More than 1.5 billion international tourist arrivals were recorded globally in 2019, a 4% increase on the previous year, according to the latest United Nations World Tourism Organization (UNWTO) World Tourism Barometer, this represents the tenth consecutive year of growth.
A similar 4% rise is predicted for 2020 and its is now likely that its 2030 forecast of 1.8 billion could be achieved by 2026, suggesting that the organisation has been far too conservative in its growth estimations and raising further concerns with overtourism.
The latest data confirms tourism as a leading and resilient economic sector, especially in view of current global uncertainties. UNWTO notes that this calls for such growth “to be managed responsibly so as to best seize the opportunities tourism can generate for communities around the world”.
All regions of the world saw a rise in international arrivals in 2019. However, uncertainty surrounding Brexit, the collapse of Thomas Cook, geopolitical and social tensions and the global economic slowdown all contributed to a slower growth in 2019, when compared to the exceptional rates of 2017 and 2018, says UNWTO. The data shows that this slowdown affected mainly advanced economies and particularly Europe and Asia and the Pacific.
Looking ahead, growth of 3% to 4% is predicted for 2020, an outlook reflected in the latest UNWTO Confidence Index which shows a cautious optimism: 47% of participants believe tourism will perform better and 43% at the same level of 2019.
The question is does perform better refer to growth ahead of forecast? If so, by how much? Major sporting events, including the Tokyo Olympics, and cultural events such as Expo 2020 Dubai are certainly expected to have a positive impact on the sector during the current calendar year.

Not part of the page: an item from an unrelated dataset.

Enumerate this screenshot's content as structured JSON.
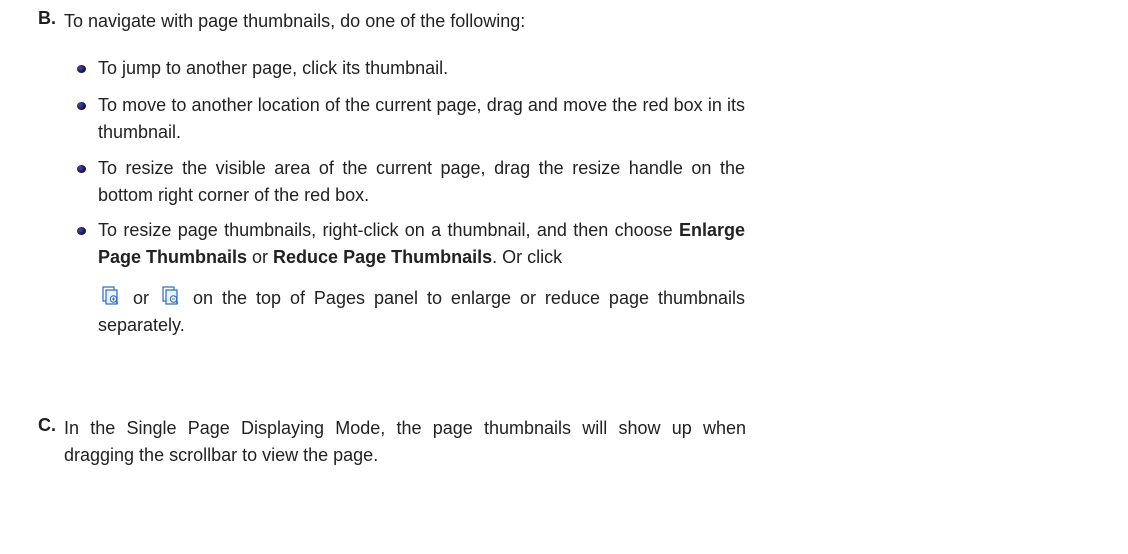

Presenting the results, UNWTO secretary general Zurab Pololikashvili stresses that “in these times of uncertainty and volatility, tourism remains a reliable economic sector”. Against the backdrop of recently downgraded global economic perspectives, international trade tensions, social unrest and geopolitical uncertainty, “our sector keeps outpacing the world economy and calling upon us to not only grow but to grow better”, he adds.
Given tourism’s position as a top export sector and creator of employment, UNWTO continues to advocate the need for responsible growth and says tourism has “a place at the heart of global development policies” to gain further political recognition and make a real impact in meeting sustainable development goals.

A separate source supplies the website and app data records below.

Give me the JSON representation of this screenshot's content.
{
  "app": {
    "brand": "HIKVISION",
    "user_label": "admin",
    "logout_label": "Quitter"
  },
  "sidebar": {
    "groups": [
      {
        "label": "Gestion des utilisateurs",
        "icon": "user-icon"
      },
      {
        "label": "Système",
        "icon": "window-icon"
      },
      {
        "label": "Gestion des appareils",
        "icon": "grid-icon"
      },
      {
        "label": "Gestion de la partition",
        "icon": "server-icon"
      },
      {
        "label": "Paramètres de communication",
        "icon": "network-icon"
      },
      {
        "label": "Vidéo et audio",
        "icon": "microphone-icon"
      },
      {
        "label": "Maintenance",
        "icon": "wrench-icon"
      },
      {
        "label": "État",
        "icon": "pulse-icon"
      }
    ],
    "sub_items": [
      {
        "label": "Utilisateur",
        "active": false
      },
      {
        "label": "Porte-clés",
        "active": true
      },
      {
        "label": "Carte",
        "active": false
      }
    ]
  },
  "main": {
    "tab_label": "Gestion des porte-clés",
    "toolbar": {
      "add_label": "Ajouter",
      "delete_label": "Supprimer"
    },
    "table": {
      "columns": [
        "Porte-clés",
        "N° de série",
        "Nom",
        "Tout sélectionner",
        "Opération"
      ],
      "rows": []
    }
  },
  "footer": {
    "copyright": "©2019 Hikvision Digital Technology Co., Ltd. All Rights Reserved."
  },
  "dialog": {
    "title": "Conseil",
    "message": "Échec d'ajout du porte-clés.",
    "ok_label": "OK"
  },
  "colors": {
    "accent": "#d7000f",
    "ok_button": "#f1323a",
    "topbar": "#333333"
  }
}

While many look to Asia for the largest growth, it was in fact the Middle East that was the fastest-growing region for international tourism arrivals in 2019, growing at almost double the global average (+8%). Growth in Asia and the Pacific slowed down but still showed above-average growth, with international arrivals up 5%.
Europe where growth was also slower than in previous years (+4%) continues to lead in terms of international arrivals numbers, welcoming 743 million international tourists last year (51% of the global market).
The Americas (+2%) showed a mixed picture as many island destinations in the Caribbean consolidated their recovery after the 2017 hurricanes while arrivals fell in South America due partly to ongoing social and political turmoil. Meanwhile, limited data available for Africa (+4%) points to continued strong results in North Africa (+9%) while arrivals in Sub-Saharan Africa grew slower in 2019 (+1.5%).
Against a backdrop of global economic slowdown, tourism spending continued to grow, most notably among the world’s top ten spenders. France reported the strongest increase in international tourism expenditure among the world’s top ten outbound markets (+11%), while the United States (+6%) led growth in absolute terms, aided by a strong dollar.
However, some large emerging markets such as Brazil and Saudi Arabia reported declines in tourism spending. China, the world’s top source market saw outbound trips increase by 14% in the first half of 2019, though expenditure fell 4%, according to the UNWTO World Tourism Barometer.
“The number of destinations earning USD1 billion or more from international tourism has almost doubled since 1998,” highlights Mr Pololikashvili. “The challenge we face is to make sure the benefits are shared as widely as possible and that nobody is left behind.” This year, UNWTO is celebrating the Year of Tourism and Rural Development, aiming to deliver positive change in rural communities, creating jobs and opportunities, driving economic growth and preserving culture.
What’s for sure, with the need for transparent environmental credentials, and increasing understanding of the dangers of overtourism, we are now entering a key decade for the tourism sector. Shouting about its strong performance is no longer relevant and sustainable actions will define its future.